The nefarious attempts of the Jesuits with total support from the government to establish Christianity in Cuncolim and other villages of Assolna, Veroda, Velim and Ambelim were blocked by the people. Christian faithfuls not only trespassed on their privacy and way of life but also pushed them to the fag end of their patience. Undaunted, the natives refused to pay taxes and give up their age- old religion. Arrogant as they were, on 25 July, 1583, five Jesuits accompanied by one European—Goncalo Rodrigues—and 14 native converts, went to Cuncolim with the main objective of erecting a cross and selecting ground for building a church.
In the ensuing violent retaliation by the villagers, five Jesuit priests along with one European and 14 Indian Christians were brutally killed in the incident and the Portuguese government took revenge by summarily executing most of the local leaders without trial, and destroying the economic infrastructure of Cuncolim - their fundamental source of livelihood. Later the village chieftains were invited for talks at a fort in Assolna where the government killed all but one.
The murdered priests were canonized by the church because their bodies, did not emit foul smell in spite of being in the well for a few days. The struggle between the Portuguese government and the village continued for a long period without any solution in sight leaving the natives in mental agony and pain.
At last through the efforts of the visionary Dr. Rogociano Rebello, a general medical practitioner who also studied law, the desperate villagers got their land back. The villagers' grievances were at last heard in the the highest court in Portugal. Finally the efforts of Dr Rogociano Rebello bore fruit.
“Martyrs’ chapel” was erected, dedicated to the priests and others killed in 1583. In 2003, a memorial to the slain chieftains in the same year was erected in Cuncolim at the initiative of Prof. Vermissio Coutinho, head of the Cuncolim Chieftains Memorial Trust.
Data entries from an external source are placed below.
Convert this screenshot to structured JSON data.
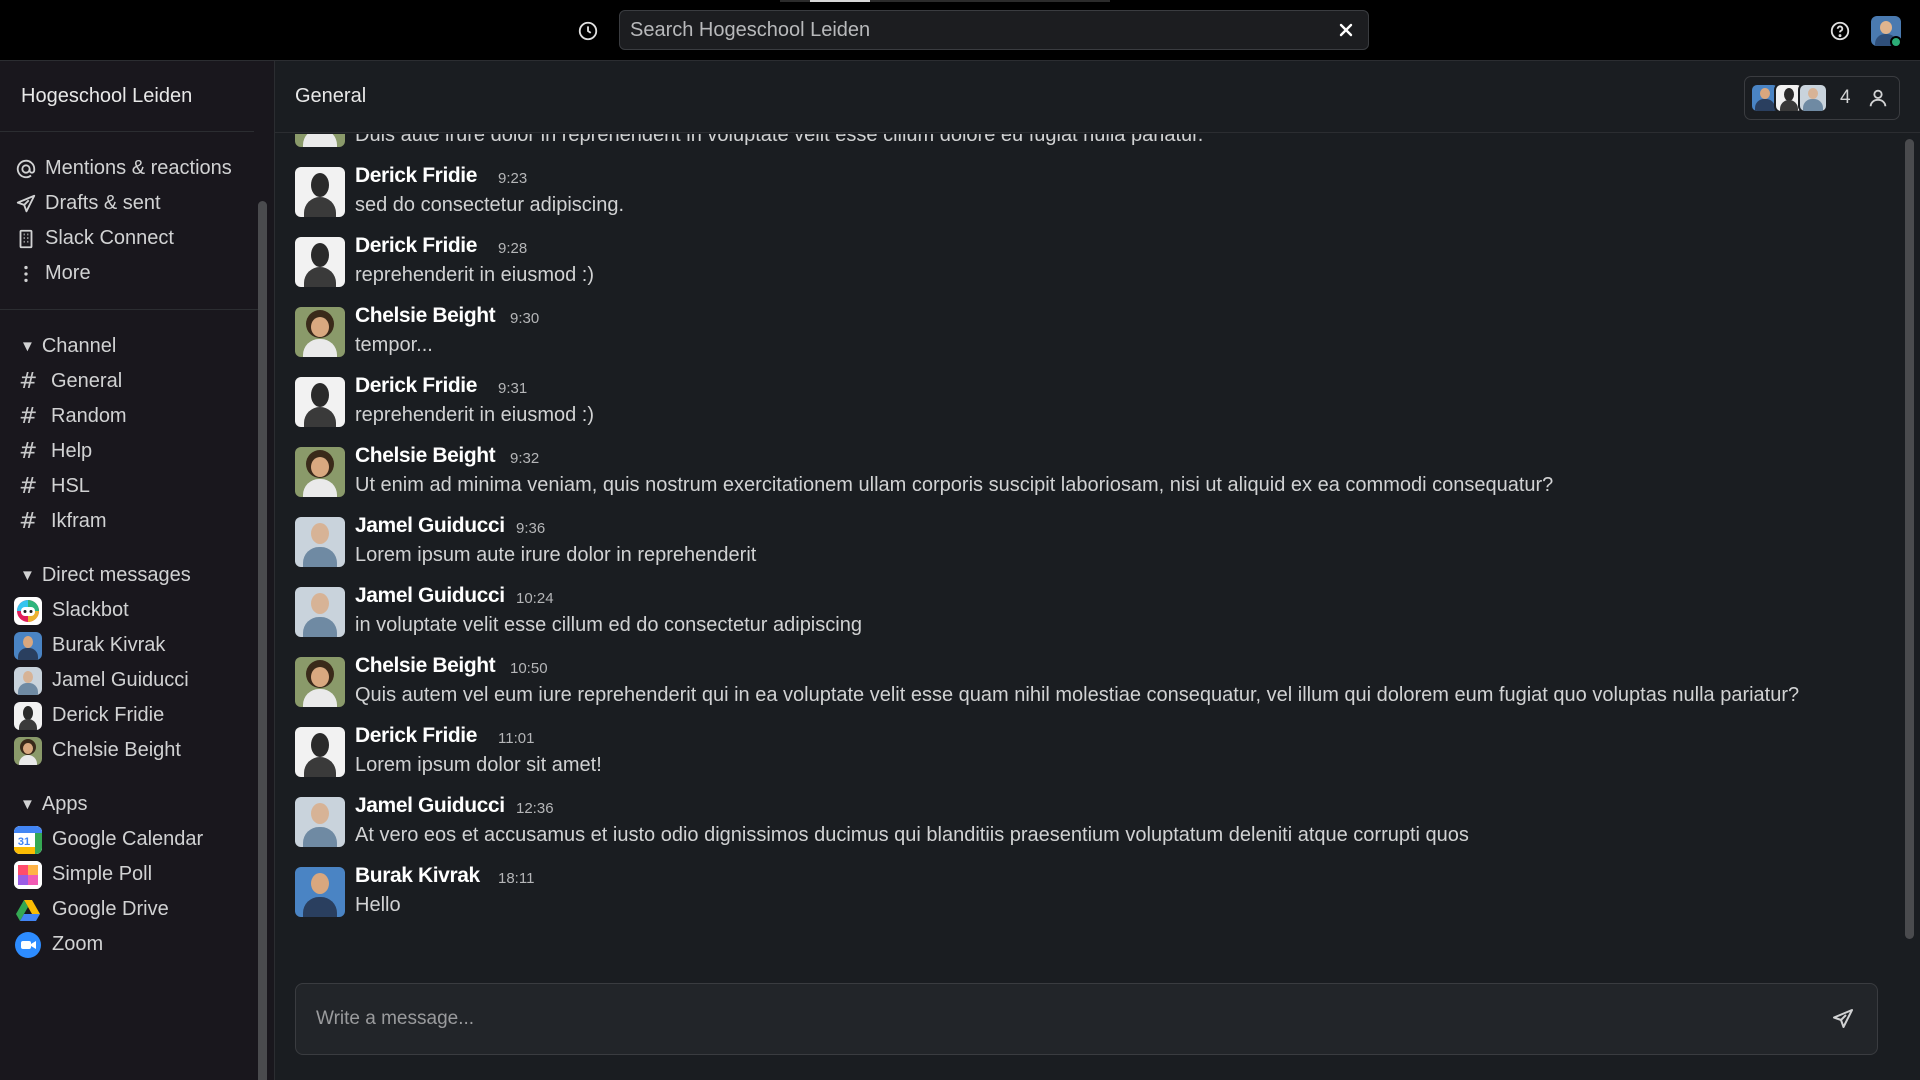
{
  "topbar": {
    "search_placeholder": "Search Hogeschool Leiden",
    "icons": {
      "history": "clock-icon",
      "clear": "close-icon",
      "help": "help-circle-icon"
    }
  },
  "sidebar": {
    "workspace": "Hogeschool Leiden",
    "nav": [
      {
        "label": "Mentions & reactions",
        "icon": "at-icon"
      },
      {
        "label": "Drafts & sent",
        "icon": "send-icon"
      },
      {
        "label": "Slack Connect",
        "icon": "building-icon"
      },
      {
        "label": "More",
        "icon": "more-vertical-icon"
      }
    ],
    "channels_title": "Channel",
    "channels": [
      "General",
      "Random",
      "Help",
      "HSL",
      "Ikfram"
    ],
    "dms_title": "Direct messages",
    "dms": [
      "Slackbot",
      "Burak Kivrak",
      "Jamel Guiducci",
      "Derick Fridie",
      "Chelsie Beight"
    ],
    "apps_title": "Apps",
    "apps": [
      "Google Calendar",
      "Simple Poll",
      "Google Drive",
      "Zoom"
    ]
  },
  "channel": {
    "title": "General",
    "member_count": "4"
  },
  "messages": [
    {
      "author": "",
      "time": "",
      "text": "Duis aute irure dolor in reprehenderit in voluptate velit esse cillum dolore eu fugiat nulla pariatur.",
      "avatar": "chelsie"
    },
    {
      "author": "Derick Fridie",
      "time": "9:23",
      "text": "sed do consectetur adipiscing.",
      "avatar": "derick"
    },
    {
      "author": "Derick Fridie",
      "time": "9:28",
      "text": "reprehenderit in eiusmod :)",
      "avatar": "derick"
    },
    {
      "author": "Chelsie Beight",
      "time": "9:30",
      "text": "tempor...",
      "avatar": "chelsie"
    },
    {
      "author": "Derick Fridie",
      "time": "9:31",
      "text": "reprehenderit in eiusmod :)",
      "avatar": "derick"
    },
    {
      "author": "Chelsie Beight",
      "time": "9:32",
      "text": "Ut enim ad minima veniam, quis nostrum exercitationem ullam corporis suscipit laboriosam, nisi ut aliquid ex ea commodi consequatur?",
      "avatar": "chelsie"
    },
    {
      "author": "Jamel Guiducci",
      "time": "9:36",
      "text": "Lorem ipsum aute irure dolor in reprehenderit",
      "avatar": "jamel"
    },
    {
      "author": "Jamel Guiducci",
      "time": "10:24",
      "text": "in voluptate velit esse cillum ed do consectetur adipiscing",
      "avatar": "jamel"
    },
    {
      "author": "Chelsie Beight",
      "time": "10:50",
      "text": "Quis autem vel eum iure reprehenderit qui in ea voluptate velit esse quam nihil molestiae consequatur, vel illum qui dolorem eum fugiat quo voluptas nulla pariatur?",
      "avatar": "chelsie"
    },
    {
      "author": "Derick Fridie",
      "time": "11:01",
      "text": "Lorem ipsum dolor sit amet!",
      "avatar": "derick"
    },
    {
      "author": "Jamel Guiducci",
      "time": "12:36",
      "text": "At vero eos et accusamus et iusto odio dignissimos ducimus qui blanditiis praesentium voluptatum deleniti atque corrupti quos",
      "avatar": "jamel"
    },
    {
      "author": "Burak Kivrak",
      "time": "18:11",
      "text": "Hello",
      "avatar": "burak"
    }
  ],
  "composer": {
    "placeholder": "Write a message..."
  },
  "colors": {
    "status_online": "#2bac76",
    "background": "#1a1d21",
    "sidebar": "#19171d"
  }
}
Cuncolim revolt of 1583- First resistance against foreign rule in India.
Church-Cuncolim Gaunkars clash over martyrs' memorial – November 13, 1999, Goa News.